13. Point No. 5:-- There is no warrant for the submission that the Court can only pass a decree declaring the sum adjudged by the award; and not a decree for payment of that sum. The reference under Section 7A(1) of the Electricity Act being a statutory one, it was subject to Section 46 of the Arbitration Act which makes the provisions of the Act, except Sections 6(1), 7, 12, 36 and 37. applicable to such reference. The award of the Umpire was, therefore, subject to the provisions of Section 17 of the Arbitration Act, and, therefore, the District Judge had the power to make the award the rule of the Court. Under Section 17 of the Act, the Court has to pronounce judgment according to the award, and upon the judgment so pronounced, a decree shall follow. There is no reason why a decree, in terms of the award under Section 7A(1) of the Electricity Act, should only be a declaratory one. The adoption of such course would defeat the whole object of the Act in providing for a speedy remedy. Such a relief, if the decree be only declaratory of the amount of purchase price adjudged by the Umpire, would be wholly illusory. We are, therefore, inclined to think that the Court has the power to pass a decree for the payment of money.

14. With regard to the pre-existing liabilities of the licensee. Section 7 of the Electricity Act directs that upon a compulsory purchase of the undertaking, the Board shall take it free of all encumbrances, i. e.. any debt, mortgage or similar obligation of the licensee or attaching to the undertaking. Such debt, mortgage or similar obligation attaches to the purchase money in substitution for the undertaking. If the Board has any kind of claim against the licensee, it is free to pursue its remedy elsewhere. But there is no provision made in Section 7 of the Electricity Act that any debt due to the Board shall be deducted from the purchase price determined under Section 7A(4) of the Act

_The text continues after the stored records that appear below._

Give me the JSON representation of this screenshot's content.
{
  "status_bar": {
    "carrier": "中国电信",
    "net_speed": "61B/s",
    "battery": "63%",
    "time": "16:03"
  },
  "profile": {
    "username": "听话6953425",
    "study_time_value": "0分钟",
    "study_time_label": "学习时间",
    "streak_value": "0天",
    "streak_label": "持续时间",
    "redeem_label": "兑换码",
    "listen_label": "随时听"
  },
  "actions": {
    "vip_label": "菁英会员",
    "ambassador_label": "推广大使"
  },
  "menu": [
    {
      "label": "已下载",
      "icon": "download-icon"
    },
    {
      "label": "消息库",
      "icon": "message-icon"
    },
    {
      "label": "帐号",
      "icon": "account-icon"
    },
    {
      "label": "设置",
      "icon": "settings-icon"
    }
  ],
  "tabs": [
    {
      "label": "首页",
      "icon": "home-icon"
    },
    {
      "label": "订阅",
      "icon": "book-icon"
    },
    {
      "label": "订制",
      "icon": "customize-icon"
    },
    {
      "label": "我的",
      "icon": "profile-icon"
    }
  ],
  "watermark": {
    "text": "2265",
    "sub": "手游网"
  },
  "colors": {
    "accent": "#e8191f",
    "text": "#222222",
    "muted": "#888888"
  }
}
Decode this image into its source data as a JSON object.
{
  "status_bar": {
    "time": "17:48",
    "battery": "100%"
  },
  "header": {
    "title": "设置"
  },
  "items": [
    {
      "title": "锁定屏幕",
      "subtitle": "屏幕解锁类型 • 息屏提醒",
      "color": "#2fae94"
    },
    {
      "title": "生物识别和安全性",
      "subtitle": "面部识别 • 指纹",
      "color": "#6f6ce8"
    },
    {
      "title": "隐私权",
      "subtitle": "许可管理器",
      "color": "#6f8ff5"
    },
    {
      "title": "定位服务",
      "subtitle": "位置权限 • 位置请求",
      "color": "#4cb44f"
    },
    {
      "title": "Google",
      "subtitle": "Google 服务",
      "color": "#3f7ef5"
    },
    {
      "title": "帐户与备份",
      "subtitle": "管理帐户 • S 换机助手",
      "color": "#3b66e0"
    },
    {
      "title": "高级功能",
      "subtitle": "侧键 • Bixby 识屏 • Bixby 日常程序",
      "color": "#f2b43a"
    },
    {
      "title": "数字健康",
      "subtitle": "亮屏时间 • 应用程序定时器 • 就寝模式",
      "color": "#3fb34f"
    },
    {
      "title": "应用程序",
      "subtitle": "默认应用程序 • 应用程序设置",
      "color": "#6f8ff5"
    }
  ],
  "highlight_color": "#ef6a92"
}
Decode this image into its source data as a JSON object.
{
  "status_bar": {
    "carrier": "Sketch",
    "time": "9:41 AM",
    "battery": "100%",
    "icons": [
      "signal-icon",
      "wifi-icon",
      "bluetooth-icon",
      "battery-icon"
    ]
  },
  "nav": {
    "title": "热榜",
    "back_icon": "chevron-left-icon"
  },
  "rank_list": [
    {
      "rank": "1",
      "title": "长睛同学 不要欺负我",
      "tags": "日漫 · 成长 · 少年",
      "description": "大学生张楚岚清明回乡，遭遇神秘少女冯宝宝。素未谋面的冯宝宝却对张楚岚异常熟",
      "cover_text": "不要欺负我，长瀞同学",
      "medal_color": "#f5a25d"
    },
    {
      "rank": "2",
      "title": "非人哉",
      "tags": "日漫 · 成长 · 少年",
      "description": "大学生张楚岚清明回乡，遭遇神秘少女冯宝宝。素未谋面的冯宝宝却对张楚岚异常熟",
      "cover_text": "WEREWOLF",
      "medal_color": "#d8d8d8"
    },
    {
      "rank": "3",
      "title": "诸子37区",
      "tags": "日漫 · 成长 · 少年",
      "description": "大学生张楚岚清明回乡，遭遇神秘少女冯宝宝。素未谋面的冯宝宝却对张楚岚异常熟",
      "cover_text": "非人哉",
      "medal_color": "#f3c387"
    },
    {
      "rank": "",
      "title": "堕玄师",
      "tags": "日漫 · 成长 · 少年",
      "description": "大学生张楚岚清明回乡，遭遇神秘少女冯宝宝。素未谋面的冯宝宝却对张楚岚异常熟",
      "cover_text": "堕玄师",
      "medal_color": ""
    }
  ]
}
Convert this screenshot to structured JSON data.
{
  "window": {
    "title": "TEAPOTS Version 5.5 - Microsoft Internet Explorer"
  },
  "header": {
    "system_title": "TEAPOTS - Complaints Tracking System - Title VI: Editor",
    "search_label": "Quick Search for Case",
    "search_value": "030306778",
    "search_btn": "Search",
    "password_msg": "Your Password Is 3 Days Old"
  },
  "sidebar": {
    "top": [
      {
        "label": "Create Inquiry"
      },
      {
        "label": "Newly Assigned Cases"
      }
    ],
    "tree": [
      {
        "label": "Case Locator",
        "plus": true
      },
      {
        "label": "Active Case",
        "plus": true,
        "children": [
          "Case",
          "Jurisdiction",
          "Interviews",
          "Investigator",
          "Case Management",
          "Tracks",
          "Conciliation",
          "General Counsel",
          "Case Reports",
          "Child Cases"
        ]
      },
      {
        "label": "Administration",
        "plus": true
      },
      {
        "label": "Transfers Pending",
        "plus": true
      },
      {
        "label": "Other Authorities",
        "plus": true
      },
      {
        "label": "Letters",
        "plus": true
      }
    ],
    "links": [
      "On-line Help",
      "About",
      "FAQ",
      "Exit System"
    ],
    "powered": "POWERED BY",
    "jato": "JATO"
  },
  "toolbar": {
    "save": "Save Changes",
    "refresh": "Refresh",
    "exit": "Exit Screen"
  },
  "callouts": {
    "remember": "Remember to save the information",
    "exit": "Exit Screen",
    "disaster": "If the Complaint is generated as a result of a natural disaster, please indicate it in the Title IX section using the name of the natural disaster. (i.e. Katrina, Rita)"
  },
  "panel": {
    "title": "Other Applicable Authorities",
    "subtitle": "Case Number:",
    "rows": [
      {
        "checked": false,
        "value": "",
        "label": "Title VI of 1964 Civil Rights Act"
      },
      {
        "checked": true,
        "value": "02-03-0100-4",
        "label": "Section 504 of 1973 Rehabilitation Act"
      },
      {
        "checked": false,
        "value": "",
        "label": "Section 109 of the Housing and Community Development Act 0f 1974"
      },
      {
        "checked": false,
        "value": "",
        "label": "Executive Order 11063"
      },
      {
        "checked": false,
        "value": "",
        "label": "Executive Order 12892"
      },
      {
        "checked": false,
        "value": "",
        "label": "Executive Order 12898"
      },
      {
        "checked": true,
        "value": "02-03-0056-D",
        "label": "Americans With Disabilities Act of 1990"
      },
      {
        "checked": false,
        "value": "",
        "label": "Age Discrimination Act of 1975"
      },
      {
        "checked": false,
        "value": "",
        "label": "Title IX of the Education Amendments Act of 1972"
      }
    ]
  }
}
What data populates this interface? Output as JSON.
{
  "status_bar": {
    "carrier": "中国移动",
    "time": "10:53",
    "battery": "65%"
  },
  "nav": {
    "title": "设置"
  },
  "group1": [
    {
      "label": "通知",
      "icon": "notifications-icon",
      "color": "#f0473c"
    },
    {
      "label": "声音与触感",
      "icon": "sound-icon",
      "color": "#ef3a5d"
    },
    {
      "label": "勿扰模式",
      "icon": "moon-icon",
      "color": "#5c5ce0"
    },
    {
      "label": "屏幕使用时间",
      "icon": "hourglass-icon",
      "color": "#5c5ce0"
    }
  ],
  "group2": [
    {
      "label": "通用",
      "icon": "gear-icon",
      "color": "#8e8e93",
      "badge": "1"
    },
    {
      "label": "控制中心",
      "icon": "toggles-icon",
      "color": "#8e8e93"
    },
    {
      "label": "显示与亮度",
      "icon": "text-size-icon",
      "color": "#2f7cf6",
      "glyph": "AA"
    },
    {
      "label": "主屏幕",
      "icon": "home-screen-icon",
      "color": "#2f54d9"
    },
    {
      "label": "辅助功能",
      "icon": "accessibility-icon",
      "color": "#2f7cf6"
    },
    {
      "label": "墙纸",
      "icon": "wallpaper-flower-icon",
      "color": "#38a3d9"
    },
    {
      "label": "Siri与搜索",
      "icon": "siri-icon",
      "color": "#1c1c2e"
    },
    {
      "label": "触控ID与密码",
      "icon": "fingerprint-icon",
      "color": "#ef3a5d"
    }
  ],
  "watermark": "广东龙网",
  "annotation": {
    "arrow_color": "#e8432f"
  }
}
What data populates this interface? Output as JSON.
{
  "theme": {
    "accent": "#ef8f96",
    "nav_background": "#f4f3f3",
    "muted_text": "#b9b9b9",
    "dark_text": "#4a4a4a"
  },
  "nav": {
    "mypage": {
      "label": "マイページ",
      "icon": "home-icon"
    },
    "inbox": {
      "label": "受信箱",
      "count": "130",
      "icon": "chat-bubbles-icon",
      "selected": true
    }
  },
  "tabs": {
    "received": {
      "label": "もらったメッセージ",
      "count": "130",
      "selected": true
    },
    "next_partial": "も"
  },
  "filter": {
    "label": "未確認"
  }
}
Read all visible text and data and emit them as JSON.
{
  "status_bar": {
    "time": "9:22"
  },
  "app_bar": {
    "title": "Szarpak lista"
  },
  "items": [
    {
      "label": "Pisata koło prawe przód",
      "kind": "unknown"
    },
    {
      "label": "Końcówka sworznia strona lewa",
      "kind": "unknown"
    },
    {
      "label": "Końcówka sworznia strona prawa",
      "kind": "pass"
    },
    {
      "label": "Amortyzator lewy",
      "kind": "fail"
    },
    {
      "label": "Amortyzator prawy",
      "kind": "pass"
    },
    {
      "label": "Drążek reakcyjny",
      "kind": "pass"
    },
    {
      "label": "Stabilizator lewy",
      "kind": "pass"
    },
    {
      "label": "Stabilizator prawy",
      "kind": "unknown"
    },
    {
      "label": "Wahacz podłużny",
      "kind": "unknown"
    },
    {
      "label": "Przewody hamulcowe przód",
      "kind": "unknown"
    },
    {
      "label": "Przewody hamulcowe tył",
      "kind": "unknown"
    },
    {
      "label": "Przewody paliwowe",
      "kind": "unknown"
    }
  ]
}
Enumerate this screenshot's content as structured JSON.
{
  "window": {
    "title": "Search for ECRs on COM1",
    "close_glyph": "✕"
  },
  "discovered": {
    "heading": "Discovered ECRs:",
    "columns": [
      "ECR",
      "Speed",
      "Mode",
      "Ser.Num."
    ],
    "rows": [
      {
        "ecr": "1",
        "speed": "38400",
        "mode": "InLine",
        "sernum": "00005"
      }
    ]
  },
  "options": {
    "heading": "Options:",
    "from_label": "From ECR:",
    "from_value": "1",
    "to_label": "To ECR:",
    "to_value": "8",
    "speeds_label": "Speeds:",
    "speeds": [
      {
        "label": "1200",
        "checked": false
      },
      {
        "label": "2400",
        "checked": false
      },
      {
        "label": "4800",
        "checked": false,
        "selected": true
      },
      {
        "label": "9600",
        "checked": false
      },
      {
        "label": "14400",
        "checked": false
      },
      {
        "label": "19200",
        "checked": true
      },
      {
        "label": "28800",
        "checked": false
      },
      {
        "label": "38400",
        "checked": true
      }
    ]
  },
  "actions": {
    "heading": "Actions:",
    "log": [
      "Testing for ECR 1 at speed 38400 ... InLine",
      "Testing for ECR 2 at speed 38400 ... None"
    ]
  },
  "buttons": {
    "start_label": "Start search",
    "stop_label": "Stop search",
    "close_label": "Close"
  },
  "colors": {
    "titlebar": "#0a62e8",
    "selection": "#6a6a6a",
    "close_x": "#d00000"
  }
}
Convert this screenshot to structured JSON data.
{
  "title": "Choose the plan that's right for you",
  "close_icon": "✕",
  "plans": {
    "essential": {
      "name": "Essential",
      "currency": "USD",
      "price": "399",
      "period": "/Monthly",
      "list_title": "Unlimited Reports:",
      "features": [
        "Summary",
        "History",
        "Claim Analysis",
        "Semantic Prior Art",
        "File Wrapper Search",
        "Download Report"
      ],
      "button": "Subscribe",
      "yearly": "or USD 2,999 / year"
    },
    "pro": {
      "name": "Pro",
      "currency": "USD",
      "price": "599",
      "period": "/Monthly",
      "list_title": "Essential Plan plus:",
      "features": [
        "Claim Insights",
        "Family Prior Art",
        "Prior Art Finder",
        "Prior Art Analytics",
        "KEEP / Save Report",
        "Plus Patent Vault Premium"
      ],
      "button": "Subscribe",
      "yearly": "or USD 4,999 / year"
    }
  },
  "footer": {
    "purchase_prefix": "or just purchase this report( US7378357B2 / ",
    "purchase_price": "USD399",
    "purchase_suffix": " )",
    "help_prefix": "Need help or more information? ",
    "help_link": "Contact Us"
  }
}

15. Then, there is the question whether the Board is entitled to deduct from the purchase price the three funds which the licensee was required to maintain under the 6th Schedule of the Electricity (Supply) Act, 1948 (i) the Tariffs and Dividends Control Reserve; (ii) the Contingencies Reserve and (iii) the Development Reserve. Under the provisos to Clauses II (3). V (2) and VA-(4) of the 6th Schedule, on the purchase of the undertaking by the Board, these funds have to be handed over by the licensee to the Board and maintained as such. Though the provisos were inserted by the Electricity (Supply) Amendment Act, 1966, which was not retrospective in operation and were not in force on the 1st May, 1964, the date of vesting of the undertaking in the Board, yet the provisos would still operate as they were in existence on the date of the award. There is, however, a controversy between the parties whether the requirements of the 6th Schedule have been met by the licensee. The case of the licensee is that whatever amounts were standing to the credit of these funds have already been handed over to the Board and there now remains nothing with the licensee, while the Board disputes this position. The dispute as regards these funds has been referred to the District Judge, and the matter is still pending. In the circumstances, we would refrain from making any direction for the deduction of amounts, if any, standing to the credit of (i) the Tariffs and Dividends Control Reserve; (ii) the Contingencies Reserve and (iii) the Development Reserve on the date of vesting.

16. The result, therefore, is that the appeal of the Board is partly allowed and the decree passed by the District Judge stands modified to the extent that interest at 6 per cent, per annum on Rs. 12 (Twelve) lacs shall be payable from the date of the decree and not from the date of the award, while the appeal of the licensee fails and is dismissed. Costs of both the appeals shall be borne by the parties as incurred.


Save Judgments// Add Notes // Store Search Result sets // Organizer Client Files //